Track coach Trevor Graham is expected to be charged in San Francisco as soon as Thursday with obstructing a federal steroids investigation, two Justice Department officials with knowledge of the investigation told The Associated Press.
Graham has worked with several athletes who were suspended or investigated in doping cases:
Gatlin tied Asafa Powell's world record of 9.77 seconds in the 100 meters in May. He won the 100 at the 2004 Olympics and 100 and 200 at the 2005 world championships. He also finished third in the 200 and won silver with the 4x100 relay team at Athens. Gatlin tested positive for testosterone after a relay race in Kansas in April. In August, he acknowledged testing positive for doping, and the U.S. Anti-Doping Agency handed down a ban of no more than eight years, which Gatlin has said he will appeal.
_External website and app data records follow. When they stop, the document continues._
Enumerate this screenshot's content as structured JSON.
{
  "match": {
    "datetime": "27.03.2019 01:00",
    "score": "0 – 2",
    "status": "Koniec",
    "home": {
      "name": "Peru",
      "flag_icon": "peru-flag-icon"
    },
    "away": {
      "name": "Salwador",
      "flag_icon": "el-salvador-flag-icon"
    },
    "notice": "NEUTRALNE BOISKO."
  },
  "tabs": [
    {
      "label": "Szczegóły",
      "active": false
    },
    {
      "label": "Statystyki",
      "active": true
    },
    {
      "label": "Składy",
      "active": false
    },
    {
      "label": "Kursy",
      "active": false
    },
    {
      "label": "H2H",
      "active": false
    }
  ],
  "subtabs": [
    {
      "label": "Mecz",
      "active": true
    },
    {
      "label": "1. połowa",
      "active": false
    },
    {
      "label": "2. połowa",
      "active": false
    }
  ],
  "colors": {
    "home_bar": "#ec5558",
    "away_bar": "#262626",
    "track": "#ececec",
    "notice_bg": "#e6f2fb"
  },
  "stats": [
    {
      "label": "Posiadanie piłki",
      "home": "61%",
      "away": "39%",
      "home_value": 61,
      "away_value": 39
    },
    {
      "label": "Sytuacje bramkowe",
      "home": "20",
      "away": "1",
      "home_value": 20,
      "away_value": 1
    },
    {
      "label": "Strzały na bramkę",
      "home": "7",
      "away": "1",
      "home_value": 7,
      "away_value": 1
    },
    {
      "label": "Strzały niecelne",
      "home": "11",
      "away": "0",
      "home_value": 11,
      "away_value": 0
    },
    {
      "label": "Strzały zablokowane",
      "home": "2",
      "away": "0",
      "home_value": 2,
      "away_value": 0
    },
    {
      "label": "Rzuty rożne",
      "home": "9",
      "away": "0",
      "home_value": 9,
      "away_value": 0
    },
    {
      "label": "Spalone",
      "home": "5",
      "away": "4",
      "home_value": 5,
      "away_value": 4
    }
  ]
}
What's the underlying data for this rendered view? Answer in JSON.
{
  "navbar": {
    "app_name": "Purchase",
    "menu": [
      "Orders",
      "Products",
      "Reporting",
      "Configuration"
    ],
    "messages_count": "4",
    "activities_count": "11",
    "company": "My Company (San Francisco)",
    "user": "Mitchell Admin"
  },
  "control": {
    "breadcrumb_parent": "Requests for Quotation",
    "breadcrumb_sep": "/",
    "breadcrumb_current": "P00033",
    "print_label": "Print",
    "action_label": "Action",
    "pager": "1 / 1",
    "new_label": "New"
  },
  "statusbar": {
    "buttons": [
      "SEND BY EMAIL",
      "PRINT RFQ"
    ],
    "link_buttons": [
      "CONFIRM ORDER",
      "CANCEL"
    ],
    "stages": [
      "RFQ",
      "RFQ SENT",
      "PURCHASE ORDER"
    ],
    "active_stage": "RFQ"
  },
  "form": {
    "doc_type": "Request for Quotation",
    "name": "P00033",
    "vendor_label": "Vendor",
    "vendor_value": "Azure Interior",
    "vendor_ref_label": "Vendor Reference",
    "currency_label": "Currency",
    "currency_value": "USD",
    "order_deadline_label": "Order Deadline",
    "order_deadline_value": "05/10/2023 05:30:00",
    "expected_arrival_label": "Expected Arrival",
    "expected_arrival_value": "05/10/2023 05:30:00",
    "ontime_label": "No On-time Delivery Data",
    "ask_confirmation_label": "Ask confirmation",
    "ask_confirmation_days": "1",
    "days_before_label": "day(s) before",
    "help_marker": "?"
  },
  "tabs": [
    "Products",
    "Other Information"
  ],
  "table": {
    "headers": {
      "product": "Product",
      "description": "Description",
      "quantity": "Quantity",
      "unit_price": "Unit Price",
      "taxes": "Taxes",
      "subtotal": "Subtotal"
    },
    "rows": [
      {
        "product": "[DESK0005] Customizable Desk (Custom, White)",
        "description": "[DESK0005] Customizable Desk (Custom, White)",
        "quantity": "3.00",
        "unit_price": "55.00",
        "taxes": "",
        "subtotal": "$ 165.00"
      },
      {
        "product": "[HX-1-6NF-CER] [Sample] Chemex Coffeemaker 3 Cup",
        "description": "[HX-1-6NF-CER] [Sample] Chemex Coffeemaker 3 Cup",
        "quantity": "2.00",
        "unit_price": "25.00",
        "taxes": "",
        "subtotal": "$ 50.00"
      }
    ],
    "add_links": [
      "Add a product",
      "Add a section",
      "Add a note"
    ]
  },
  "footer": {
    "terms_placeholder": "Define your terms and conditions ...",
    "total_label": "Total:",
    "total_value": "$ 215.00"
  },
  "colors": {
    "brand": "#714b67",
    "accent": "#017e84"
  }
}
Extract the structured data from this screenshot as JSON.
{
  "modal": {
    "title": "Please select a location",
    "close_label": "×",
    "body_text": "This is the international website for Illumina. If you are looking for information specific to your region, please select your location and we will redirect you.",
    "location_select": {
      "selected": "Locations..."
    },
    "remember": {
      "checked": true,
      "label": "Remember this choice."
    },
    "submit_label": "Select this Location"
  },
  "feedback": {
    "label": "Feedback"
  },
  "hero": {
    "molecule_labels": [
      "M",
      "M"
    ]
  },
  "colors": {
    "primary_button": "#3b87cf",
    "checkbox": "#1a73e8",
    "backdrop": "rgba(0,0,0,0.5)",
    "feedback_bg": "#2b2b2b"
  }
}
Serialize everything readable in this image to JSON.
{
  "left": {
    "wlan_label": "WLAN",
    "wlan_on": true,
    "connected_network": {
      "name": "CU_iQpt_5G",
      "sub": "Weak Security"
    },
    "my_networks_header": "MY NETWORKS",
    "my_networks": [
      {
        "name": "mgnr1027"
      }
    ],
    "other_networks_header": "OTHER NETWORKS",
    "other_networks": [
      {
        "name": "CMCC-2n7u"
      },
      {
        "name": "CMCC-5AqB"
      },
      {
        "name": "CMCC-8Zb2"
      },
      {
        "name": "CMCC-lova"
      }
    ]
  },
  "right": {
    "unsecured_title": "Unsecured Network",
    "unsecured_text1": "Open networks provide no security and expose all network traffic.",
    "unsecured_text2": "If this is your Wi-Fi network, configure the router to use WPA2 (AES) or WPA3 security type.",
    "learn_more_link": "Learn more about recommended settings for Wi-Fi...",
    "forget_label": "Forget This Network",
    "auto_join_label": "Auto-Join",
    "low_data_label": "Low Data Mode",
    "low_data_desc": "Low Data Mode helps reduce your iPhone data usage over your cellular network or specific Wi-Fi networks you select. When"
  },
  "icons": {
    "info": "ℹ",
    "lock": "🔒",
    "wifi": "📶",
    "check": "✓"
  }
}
In college, he also tested positive for a banned substance contained in medication for attention deficit disorder. His original two-year ban was reduced by the IAAF.
Jones won five medals, including three gold, at the 2000 Olympics. Ex-husband and banned shot-putter C.J. Hunter and BALCO founder Victor Conte both have alleged she used performance-enhancing substances. She never has tested positive and firmly denied all accusations, but has been under scrutiny in BALCO probe. Former boyfriend Tim Montgomery, father of her child, was banned on evidence in the BALCO scandal without failing a test.
Montgomery ran 9.78 to break the 100 world record in September 2002, shaving 0.01 off Maurice Greene's time. Was charged by the U.S. Anti-Doping Agency in the BALCO scandal despite never failing a test. He received a two-year ban, was stripped of his world record and retired.
Mitchell won gold with the U.S. 4x100 relay team at the 1992 Olympics and bronze in the 100. He also won a 4x100 relay silver medal at Atlanta in 1996. In 1998, he was banned for two years after testing positive for elevated levels of testosterone.
Hunter, ex-husband of Marion Jones, won gold in the shot put at the 1999 world championships. He failed four tests for the steroid nandrolone in 2000 and missed the Sydney Olympics. He retired and was suspended for two years in 2001.
Young won gold with the 4x400 U.S. relay team at the 2000 Sydney Olympics. He was stripped of his medal after it was revealed he tested positive for nandrolone in 1999. Young, the world 400 champion in 2003, was banned for life in 2004 after testing positive for EPO.
Harrison won gold as part of U.S. relay teams at the 1996 and 2000 Olympics. Though he never failed a test, he accepted a four-year ban in October 2004 after admitting using EPO, among other performance-enhancing drugs, in the BALCO scandal.
Twin brother of Alvin, he won Olympic gold in the 4x400 U.S. relay at Sydney 2000. He was suspended for two years in August 2004 after his second doping violation. He was found guilty of using the stimulant modafinil at the U.S. championships in June 2003. He also tested positive for the stimulant pseudoephedrine at the 1993 U.S. junior indoors and served a three-month ban.
Collins won the 200 titles at the 2003 world indoor and U.S. championships. She testified before the BALCO grand jury, and her eight-year ban was reduced to four. USADA charged her with doping -- including use of the steroid THG and EPO -- based on patterns observed in her blood and urine tests, and she was stripped of her titles.
The Jamaican sprinter, the only man to beat Maurice Greene in 2001, was banned for two years in 2001 after testing positive for steroid stanozolol at his national trials.